## Assigned task
This task calls for every entry below to be repeated exactly.

## Stored data
--------------------------------
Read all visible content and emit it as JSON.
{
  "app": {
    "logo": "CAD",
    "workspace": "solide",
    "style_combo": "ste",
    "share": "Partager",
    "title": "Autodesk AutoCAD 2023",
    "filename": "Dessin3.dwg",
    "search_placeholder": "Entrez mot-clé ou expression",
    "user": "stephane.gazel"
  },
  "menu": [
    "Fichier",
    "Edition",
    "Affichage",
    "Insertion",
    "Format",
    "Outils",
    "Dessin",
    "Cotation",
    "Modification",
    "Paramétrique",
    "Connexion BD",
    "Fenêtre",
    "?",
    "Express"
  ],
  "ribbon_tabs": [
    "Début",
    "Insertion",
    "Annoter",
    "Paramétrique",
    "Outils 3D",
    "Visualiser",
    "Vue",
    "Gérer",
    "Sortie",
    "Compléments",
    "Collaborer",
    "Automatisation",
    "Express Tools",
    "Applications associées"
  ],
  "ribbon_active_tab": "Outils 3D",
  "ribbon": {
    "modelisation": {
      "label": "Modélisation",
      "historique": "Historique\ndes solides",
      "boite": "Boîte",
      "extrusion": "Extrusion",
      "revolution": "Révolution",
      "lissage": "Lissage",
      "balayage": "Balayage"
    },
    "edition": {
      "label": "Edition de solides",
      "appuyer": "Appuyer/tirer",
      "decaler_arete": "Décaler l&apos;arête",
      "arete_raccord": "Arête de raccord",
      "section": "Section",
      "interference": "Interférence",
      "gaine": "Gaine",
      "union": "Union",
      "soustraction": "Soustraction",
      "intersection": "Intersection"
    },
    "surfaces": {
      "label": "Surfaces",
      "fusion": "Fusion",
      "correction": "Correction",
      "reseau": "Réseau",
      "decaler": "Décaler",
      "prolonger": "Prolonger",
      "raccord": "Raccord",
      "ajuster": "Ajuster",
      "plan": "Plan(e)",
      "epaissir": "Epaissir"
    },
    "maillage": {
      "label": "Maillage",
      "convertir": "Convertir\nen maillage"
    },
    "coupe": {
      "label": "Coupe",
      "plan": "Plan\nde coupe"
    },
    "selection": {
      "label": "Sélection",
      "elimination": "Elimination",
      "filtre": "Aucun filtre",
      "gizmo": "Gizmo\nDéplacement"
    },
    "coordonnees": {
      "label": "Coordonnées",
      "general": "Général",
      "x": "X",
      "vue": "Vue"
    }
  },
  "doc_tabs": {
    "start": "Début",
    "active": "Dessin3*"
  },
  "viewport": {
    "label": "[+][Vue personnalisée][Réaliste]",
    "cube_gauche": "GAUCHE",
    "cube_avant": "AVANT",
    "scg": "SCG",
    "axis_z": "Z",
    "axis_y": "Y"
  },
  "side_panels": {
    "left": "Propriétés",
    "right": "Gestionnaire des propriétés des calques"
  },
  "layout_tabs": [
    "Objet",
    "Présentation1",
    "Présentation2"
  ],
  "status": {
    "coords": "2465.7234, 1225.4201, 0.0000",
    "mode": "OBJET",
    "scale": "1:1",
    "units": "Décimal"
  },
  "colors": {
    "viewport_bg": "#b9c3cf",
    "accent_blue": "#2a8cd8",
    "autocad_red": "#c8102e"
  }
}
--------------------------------
## Task response
Read all visible content and emit it as JSON.
{
  "app": {
    "logo": "CAD",
    "workspace": "solide",
    "style_combo": "ste",
    "share": "Partager",
    "title": "Autodesk AutoCAD 2023",
    "filename": "Dessin3.dwg",
    "search_placeholder": "Entrez mot-clé ou expression",
    "user": "stephane.gazel"
  },
  "menu": [
    "Fichier",
    "Edition",
    "Affichage",
    "Insertion",
    "Format",
    "Outils",
    "Dessin",
    "Cotation",
    "Modification",
    "Paramétrique",
    "Connexion BD",
    "Fenêtre",
    "?",
    "Express"
  ],
  "ribbon_tabs": [
    "Début",
    "Insertion",
    "Annoter",
    "Paramétrique",
    "Outils 3D",
    "Visualiser",
    "Vue",
    "Gérer",
    "Sortie",
    "Compléments",
    "Collaborer",
    "Automatisation",
    "Express Tools",
    "Applications associées"
  ],
  "ribbon_active_tab": "Outils 3D",
  "ribbon": {
    "modelisation": {
      "label": "Modélisation",
      "historique": "Historique\ndes solides",
      "boite": "Boîte",
      "extrusion": "Extrusion",
      "revolution": "Révolution",
      "lissage": "Lissage",
      "balayage": "Balayage"
    },
    "edition": {
      "label": "Edition de solides",
      "appuyer": "Appuyer/tirer",
      "decaler_arete": "Décaler l&apos;arête",
      "arete_raccord": "Arête de raccord",
      "section": "Section",
      "interference": "Interférence",
      "gaine": "Gaine",
      "union": "Union",
      "soustraction": "Soustraction",
      "intersection": "Intersection"
    },
    "surfaces": {
      "label": "Surfaces",
      "fusion": "Fusion",
      "correction": "Correction",
      "reseau": "Réseau",
      "decaler": "Décaler",
      "prolonger": "Prolonger",
      "raccord": "Raccord",
      "ajuster": "Ajuster",
      "plan": "Plan(e)",
      "epaissir": "Epaissir"
    },
    "maillage": {
      "label": "Maillage",
      "convertir": "Convertir\nen maillage"
    },
    "coupe": {
      "label": "Coupe",
      "plan": "Plan\nde coupe"
    },
    "selection": {
      "label": "Sélection",
      "elimination": "Elimination",
      "filtre": "Aucun filtre",
      "gizmo": "Gizmo\nDéplacement"
    },
    "coordonnees": {
      "label": "Coordonnées",
      "general": "Général",
      "x": "X",
      "vue": "Vue"
    }
  },
  "doc_tabs": {
    "start": "Début",
    "active": "Dessin3*"
  },
  "viewport": {
    "label": "[+][Vue personnalisée][Réaliste]",
    "cube_gauche": "GAUCHE",
    "cube_avant": "AVANT",
    "scg": "SCG",
    "axis_z": "Z",
    "axis_y": "Y"
  },
  "side_panels": {
    "left": "Propriétés",
    "right": "Gestionnaire des propriétés des calques"
  },
  "layout_tabs": [
    "Objet",
    "Présentation1",
    "Présentation2"
  ],
  "status": {
    "coords": "2465.7234, 1225.4201, 0.0000",
    "mode": "OBJET",
    "scale": "1:1",
    "units": "Décimal"
  },
  "colors": {
    "viewport_bg": "#b9c3cf",
    "accent_blue": "#2a8cd8",
    "autocad_red": "#c8102e"
  }
}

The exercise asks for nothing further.